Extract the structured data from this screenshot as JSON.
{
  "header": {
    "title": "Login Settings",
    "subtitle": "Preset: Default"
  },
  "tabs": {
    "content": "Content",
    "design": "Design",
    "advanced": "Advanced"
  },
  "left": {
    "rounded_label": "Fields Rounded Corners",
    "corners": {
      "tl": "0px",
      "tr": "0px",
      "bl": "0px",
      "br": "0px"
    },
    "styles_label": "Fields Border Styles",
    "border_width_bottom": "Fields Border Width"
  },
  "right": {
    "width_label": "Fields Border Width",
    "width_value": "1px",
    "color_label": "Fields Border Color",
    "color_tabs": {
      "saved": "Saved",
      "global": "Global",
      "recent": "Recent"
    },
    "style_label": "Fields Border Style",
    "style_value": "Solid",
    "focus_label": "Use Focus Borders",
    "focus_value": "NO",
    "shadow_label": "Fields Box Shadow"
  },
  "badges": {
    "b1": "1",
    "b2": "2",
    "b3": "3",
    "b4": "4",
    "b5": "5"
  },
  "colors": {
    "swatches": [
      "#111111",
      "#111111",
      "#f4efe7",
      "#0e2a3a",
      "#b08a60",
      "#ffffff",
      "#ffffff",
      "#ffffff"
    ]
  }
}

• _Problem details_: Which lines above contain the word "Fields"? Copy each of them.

• _Your solution_:
    "rounded_label": "Fields Rounded Corners",
    "styles_label": "Fields Border Styles",
    "border_width_bottom": "Fields Border Width"
    "width_label": "Fields Border Width",
    "color_label": "Fields Border Color",
    "style_label": "Fields Border Style",
    "shadow_label": "Fields Box Shadow"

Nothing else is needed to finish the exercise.